July 6, 2016
The Comprehensive Economic and Trade Agreement (CETA) between Canada and the EU, the first extensive trade and investment deal that the EU has negotiated with a third party may not become reality. On July 5, the EU Commission has given in to calls coming from Germany and France to have the national parliaments ratify the agreement text instead of going through the simple ratification procedure involving only the European Parliament and the representatives of the member states signing on it. This indicates that:
a) It will take longer for CETA to be ratified and enter force and it is possible that it is vetoed (Romania and Bulgaria announced they will veto if Canada doesn’t lift the visa requirements for their nationals);
b) Brussels is losing ground when it comes to governance within the EU, as the move confirms the power still belongs to the nation state;
c) TTIP negotiations will likely be negatively affected (if only psychologically) and hope for establishing the largest global trade and investment bloc diminishes.
The French and German calls follow Brexit and can be interpreted as a reaction of the elite leadership to the referendum result. The British vote was against the political elite as much as it was against the EU, something that resonated with European leaders who have likely become more sensitive to the electorate’s needs and less to those coming from Brussels. But it is not the first time that France and Germany reacts to CETA.
Back in January 2015, when negotiations between Canada and the EU were almost closed, Paris and Berlin called for the modification of the ISDS clause. Their request followed Brussels receiving a majority of negative responses on including ISDS in the TTIP text agreement, during a public consultation session. The ISDS mechanism is about moving the competence for judging a case between foreign companies investing in a host country from the hands of national courts into the hands of international arbiters (more on the ISDS clause and TTIP here). The mechanism was mainly developed conceptually in NAFTA jurisprudence in order to facilitate investment between the Treaty signatories. But in Europe, the clause was seen by many to dilute the national prerogatives of host countries and so the EU had to restart negotiations with Canada, following the French and German calls to modify the clause into a “lighter” format. In a surprise move, Canada had given in on the EU demands in February 2016, closing the negotiations and not only paving the way for its enforcement but also giving some optimism with regards to the TTIP agreement.

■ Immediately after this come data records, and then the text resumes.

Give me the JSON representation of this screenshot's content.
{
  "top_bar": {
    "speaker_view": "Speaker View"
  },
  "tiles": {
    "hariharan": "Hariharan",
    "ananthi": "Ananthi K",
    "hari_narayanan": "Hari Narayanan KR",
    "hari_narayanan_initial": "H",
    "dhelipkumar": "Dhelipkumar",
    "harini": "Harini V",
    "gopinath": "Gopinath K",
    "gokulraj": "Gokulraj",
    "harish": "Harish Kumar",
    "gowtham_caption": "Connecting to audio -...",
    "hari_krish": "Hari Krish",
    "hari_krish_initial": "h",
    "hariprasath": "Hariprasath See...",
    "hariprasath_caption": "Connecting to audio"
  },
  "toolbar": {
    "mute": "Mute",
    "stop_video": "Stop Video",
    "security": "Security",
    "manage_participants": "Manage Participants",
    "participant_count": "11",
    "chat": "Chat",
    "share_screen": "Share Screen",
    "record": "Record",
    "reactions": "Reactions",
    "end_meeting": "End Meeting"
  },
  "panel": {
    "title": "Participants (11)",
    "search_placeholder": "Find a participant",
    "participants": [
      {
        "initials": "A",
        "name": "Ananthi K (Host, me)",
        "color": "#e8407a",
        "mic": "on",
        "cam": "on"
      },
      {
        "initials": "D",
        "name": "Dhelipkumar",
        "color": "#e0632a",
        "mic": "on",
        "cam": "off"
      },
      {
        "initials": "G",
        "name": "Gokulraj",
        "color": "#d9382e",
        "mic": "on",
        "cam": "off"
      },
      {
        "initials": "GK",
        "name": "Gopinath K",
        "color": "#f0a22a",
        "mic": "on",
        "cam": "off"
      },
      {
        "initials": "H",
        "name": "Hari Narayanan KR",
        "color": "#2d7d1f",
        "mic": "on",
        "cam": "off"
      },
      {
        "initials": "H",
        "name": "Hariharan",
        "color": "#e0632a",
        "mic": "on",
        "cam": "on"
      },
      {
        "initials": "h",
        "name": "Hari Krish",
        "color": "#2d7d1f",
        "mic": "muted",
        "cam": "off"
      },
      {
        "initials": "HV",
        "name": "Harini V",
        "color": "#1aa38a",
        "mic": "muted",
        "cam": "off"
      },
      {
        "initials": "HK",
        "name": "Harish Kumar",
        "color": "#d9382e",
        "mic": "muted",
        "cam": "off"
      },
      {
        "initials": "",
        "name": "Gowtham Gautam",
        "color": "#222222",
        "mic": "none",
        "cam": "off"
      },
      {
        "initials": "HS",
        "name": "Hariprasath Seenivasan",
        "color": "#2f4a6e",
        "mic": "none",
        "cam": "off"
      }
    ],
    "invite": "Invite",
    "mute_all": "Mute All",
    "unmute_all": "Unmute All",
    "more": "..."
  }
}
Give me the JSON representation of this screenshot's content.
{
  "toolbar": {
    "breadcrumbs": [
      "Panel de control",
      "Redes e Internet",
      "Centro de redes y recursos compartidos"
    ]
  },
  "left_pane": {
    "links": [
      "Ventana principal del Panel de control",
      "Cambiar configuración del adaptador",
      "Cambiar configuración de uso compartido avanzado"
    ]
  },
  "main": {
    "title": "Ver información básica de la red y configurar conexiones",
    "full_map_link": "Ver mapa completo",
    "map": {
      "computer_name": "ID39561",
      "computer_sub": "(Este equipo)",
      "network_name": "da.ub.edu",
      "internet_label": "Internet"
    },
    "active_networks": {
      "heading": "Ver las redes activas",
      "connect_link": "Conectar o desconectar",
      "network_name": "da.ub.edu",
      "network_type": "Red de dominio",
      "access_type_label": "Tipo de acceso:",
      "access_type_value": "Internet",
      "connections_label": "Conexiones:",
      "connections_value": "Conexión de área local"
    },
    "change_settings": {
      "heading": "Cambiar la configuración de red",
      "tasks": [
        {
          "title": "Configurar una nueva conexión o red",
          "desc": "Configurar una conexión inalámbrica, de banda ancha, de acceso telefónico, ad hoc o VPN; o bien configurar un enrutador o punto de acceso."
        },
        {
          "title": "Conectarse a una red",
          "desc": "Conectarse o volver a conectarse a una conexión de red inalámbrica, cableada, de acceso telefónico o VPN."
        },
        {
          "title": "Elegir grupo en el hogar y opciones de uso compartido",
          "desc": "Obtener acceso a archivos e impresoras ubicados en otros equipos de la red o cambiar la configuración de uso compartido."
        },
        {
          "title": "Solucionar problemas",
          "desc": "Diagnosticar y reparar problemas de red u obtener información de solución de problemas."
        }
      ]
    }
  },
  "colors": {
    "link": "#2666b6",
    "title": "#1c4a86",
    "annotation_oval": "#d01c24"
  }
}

Both CETA and TTIP have been heavily supported by the UK. With Brexit, uncertainty has not only become the defining feature of British politics, but has also questioned the future of the projects the UK supported within the EU. However, the two major trade and investment agreements had their own particular negotiation challenges. As I have noted in other articles, while TTIP is a major geostrategic opportunity for both the US and the EU, it is the EU continuous socio-economic problems leading to fragmentation rather than integration that is the major obstacle for reaching a deal. And time comes close to such a negative conclusion.
Originally published on www.colibasanu.roAntonia Colibasanu